    Two-color, single-shot time-of-flight electron spectroscopy of atomic neon was employed at the Linear Coherent Light Source (LCLS) to measure the laser-assisted Auger decay in the X-ray regime. This X-ray-optical cross correlation technique provides a straightforward, non-invasive and on-line means of determining the duration of femtosecond (> 40 fs) X-ray pulses. In combination with a theoretical model of the process based on the soft-photon approximation, we were able to obtain the LCLS pulse duration and to extract a mean value of the temporal jitter between the optical pulses from a synchronized Ti-Sapphire laser and X-ray pulses from the LCLS. We find that the experimentally determined values are systematically smaller than the length of the electron bunches. Nominal electron pulse durations of 175 and 75 fs yield X-ray pulse shapes of 120 ± 20 fs FWHM and an upper limit of 40 ± 20 fs FWHM, respectively. Simulations of the SASE process using the GENESIS code agree well with the experimental results.
      345Scopus© Citations 100
  • Publication
    Electron and ion stagnation at the collision front between two laser produced plasmas
    We report results from a combined optical interferometric and spectrally resolved imaging study on colliding laser produced aluminium plasmas. A Nomarski interferometer was used to probe the spatio-temporal distribution of the electron density at the collision front. Analysis of the resulting interferograms reveals the formation and evolution of a localised electron density feature with a well defined profile reminiscent of a stagnation layer. First signs of electron stagnation are observed at a time delay of 10 ns after the peak of the plasma generating laser pulse. The peak electron density was found to exceed 1019 cm−3 and the layer remained well defined up to a time delay of ca. 100 ns. Temporally and spectrally resolved optical imaging was also undertaken to compare the Al+ ion distribution, with that of the 2D electron density profile. This revealed nascent stagnation of singly charged ions at a delay time of 20 ns. We attribute these results to the effects of space charge separation in the seed plasma plumes.

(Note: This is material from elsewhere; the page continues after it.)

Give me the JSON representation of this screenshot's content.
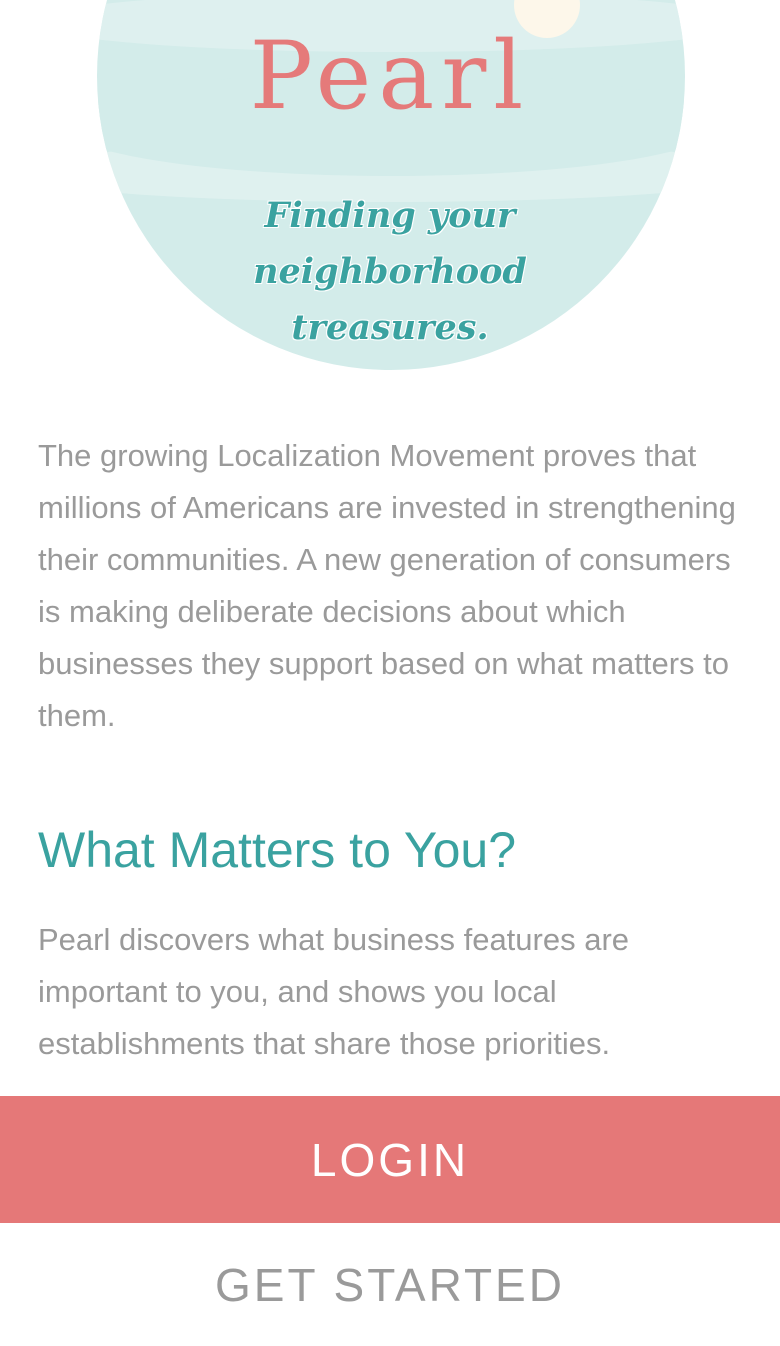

      456Scopus© Citations 38
  • Publication
    Theory of AC-Stark splitting in core-resonant Auger decay under strong x-ray fields
    (American Physical Society, 2011-12-21) ; ;
    In this work we report the modification of the normal Auger line shape under the action of an intense x-ray radiation. Under strong Rabi-type coupling of the core, the Auger line profile develops into a doublet structure with an energy separation mainly determined by the relative strength of the Rabi coupling. In addition, we find that the charge resolved ion yields can be controlled by judicious choice of the x-ray frequency.
      217Scopus© Citations 28
  • Publication
    Ion emission in collisions between two laser-produced plasmas
    Measurements of the total ion emission from a pair of colliding laser-produced aluminium plasmas were obtained with the aid of a Faraday cup detector. The energy profile width at half height of the kinetic energy distribution for ions emitted normal to the target was found to be 30% narrower for colliding plasmas compared to a single plasma. Similar to ion emission from single plumes, the mean ion kinetic energy is observed to increase with the energy of the incident laser pulse. However, the width of the ion energy distribution increases at a significantly slower rate than in the single plume case.
      524Scopus© Citations 20